PROBLEM TO WORK ON: Using the listing below, copy every line that mentions "ELEMENT".

#####

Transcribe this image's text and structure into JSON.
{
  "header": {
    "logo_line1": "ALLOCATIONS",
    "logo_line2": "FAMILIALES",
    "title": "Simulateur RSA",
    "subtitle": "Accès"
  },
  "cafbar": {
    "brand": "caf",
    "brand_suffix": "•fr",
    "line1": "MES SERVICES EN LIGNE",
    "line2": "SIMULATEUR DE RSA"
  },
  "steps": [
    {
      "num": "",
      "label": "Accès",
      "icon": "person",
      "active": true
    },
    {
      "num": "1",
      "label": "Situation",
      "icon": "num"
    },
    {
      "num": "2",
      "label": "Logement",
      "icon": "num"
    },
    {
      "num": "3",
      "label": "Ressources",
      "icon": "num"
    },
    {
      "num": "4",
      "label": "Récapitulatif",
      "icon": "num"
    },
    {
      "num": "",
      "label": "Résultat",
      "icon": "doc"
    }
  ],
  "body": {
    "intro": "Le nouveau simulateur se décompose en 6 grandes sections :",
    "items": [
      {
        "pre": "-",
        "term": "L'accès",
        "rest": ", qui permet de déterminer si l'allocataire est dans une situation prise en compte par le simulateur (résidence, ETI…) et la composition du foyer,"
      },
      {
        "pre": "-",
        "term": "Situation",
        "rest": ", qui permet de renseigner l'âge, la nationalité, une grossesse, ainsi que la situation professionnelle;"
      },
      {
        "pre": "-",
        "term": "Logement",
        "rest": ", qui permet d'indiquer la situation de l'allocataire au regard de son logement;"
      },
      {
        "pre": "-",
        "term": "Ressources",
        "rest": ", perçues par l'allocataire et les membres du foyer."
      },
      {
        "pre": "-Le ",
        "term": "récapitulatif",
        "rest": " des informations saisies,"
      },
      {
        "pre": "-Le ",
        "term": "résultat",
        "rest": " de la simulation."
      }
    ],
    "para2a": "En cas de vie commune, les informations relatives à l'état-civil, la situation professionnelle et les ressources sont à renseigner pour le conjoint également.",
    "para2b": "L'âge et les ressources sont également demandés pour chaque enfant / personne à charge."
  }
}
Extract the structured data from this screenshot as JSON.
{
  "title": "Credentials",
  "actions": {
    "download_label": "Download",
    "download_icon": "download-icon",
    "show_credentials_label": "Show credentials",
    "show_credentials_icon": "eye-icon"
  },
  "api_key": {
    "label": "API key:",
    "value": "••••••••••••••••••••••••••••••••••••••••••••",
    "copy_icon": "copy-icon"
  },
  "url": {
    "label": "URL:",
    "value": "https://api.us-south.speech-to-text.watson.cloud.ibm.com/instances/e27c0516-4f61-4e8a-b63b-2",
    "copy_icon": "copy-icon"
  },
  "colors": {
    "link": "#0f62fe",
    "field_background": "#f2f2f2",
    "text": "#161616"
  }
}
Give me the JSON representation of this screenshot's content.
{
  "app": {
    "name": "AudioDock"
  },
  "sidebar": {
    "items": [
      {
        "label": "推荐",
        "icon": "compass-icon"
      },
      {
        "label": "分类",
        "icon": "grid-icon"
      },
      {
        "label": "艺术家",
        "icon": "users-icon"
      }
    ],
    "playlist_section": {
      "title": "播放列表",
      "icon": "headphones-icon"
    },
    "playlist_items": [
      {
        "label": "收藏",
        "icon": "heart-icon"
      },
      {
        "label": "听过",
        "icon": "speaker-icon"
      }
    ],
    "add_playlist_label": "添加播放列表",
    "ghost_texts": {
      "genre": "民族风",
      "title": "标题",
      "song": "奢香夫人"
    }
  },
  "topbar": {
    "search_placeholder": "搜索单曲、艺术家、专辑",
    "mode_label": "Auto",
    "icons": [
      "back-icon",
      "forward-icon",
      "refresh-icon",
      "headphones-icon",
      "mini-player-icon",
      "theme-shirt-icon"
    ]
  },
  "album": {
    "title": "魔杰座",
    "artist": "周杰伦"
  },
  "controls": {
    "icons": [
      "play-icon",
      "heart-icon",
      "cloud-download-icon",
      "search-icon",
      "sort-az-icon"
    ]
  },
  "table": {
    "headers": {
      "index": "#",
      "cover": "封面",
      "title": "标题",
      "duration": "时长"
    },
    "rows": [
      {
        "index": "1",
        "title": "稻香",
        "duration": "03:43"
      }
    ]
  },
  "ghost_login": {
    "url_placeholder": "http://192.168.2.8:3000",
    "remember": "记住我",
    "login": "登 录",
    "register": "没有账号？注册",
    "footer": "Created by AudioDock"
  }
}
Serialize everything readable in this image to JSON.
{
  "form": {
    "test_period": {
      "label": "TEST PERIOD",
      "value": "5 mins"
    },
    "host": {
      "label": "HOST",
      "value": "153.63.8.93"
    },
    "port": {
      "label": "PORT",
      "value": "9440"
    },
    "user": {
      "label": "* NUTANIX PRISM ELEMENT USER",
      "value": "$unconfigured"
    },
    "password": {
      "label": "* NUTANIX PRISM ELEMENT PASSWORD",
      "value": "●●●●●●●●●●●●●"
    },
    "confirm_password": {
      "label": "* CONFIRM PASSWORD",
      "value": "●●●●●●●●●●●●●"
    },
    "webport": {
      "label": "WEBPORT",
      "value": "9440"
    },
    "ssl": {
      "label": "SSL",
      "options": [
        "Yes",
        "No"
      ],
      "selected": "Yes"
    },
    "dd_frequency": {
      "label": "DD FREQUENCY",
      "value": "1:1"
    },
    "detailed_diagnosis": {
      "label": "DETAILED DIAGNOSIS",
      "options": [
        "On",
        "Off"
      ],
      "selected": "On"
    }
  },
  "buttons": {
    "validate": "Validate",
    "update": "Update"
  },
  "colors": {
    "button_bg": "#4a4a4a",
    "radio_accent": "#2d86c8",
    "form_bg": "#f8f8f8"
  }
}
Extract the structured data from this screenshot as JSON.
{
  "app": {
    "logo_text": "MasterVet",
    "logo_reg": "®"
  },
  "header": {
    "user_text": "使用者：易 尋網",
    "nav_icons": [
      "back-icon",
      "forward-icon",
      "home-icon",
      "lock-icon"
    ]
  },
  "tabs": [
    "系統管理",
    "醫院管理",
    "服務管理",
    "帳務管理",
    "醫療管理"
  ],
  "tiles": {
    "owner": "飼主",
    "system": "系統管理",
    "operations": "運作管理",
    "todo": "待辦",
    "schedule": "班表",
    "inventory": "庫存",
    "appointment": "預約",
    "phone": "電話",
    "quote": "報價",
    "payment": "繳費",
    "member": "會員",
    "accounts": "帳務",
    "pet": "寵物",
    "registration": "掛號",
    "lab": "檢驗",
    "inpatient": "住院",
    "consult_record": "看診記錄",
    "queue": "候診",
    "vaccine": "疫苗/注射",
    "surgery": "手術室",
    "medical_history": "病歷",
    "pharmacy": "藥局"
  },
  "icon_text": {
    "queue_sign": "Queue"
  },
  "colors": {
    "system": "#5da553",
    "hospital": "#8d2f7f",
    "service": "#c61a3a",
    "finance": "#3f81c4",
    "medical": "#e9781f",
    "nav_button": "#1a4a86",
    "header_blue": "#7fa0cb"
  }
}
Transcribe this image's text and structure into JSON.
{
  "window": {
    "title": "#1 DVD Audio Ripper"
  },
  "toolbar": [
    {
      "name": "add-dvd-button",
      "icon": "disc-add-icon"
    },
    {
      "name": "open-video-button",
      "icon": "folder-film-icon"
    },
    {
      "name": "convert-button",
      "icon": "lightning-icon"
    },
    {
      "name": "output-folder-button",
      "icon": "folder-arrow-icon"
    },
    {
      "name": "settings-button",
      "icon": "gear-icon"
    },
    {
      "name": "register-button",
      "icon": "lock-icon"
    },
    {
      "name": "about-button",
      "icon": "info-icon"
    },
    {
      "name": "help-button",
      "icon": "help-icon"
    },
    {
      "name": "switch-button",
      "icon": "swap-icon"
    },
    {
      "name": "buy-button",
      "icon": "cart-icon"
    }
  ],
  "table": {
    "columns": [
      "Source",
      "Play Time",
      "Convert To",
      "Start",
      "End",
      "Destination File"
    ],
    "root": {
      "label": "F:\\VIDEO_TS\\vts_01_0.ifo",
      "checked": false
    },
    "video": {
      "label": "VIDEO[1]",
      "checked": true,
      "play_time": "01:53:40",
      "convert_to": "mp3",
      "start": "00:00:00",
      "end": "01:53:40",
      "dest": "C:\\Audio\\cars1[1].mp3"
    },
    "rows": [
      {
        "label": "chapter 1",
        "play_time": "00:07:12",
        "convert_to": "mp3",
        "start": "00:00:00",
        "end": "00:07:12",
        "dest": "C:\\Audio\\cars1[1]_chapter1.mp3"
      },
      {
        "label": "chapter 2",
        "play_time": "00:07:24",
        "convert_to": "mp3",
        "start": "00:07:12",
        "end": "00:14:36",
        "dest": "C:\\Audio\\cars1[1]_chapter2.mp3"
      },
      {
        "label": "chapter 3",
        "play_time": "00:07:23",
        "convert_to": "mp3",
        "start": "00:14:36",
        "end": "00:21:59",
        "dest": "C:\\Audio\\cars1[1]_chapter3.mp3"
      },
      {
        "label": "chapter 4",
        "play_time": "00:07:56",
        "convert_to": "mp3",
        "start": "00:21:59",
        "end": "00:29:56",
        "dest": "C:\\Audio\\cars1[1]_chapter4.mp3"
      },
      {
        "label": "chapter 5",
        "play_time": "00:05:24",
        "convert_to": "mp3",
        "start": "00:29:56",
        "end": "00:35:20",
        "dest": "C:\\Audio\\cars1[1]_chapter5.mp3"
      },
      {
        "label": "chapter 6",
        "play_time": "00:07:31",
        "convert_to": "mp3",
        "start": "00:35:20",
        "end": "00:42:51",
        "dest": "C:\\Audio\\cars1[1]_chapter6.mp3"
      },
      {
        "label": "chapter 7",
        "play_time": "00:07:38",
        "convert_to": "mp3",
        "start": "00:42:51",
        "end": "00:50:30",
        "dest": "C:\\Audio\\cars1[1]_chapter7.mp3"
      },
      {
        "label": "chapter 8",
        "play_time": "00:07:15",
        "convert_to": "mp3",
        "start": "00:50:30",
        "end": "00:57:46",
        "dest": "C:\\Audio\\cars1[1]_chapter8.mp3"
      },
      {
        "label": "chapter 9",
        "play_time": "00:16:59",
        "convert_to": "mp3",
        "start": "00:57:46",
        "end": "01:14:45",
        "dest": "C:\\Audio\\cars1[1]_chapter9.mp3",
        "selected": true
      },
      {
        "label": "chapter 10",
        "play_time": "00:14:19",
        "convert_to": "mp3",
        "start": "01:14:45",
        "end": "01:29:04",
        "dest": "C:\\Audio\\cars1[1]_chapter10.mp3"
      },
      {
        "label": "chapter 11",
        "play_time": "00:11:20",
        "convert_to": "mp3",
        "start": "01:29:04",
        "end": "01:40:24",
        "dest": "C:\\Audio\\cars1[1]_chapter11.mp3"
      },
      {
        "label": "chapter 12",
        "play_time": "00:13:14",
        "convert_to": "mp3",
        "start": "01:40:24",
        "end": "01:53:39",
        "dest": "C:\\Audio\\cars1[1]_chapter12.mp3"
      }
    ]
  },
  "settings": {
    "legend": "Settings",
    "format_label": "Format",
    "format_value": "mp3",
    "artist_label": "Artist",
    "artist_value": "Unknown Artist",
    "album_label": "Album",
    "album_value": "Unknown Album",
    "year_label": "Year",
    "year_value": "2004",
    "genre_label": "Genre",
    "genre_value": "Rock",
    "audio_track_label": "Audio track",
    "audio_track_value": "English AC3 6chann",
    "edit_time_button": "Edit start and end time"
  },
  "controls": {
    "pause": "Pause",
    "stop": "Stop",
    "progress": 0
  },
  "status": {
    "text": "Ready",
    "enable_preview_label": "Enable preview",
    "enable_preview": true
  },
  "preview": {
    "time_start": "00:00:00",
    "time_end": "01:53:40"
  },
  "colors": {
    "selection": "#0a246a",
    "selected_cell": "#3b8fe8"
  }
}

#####

COMPLETED TASK:
      "label": "* NUTANIX PRISM ELEMENT USER",
      "label": "* NUTANIX PRISM ELEMENT PASSWORD",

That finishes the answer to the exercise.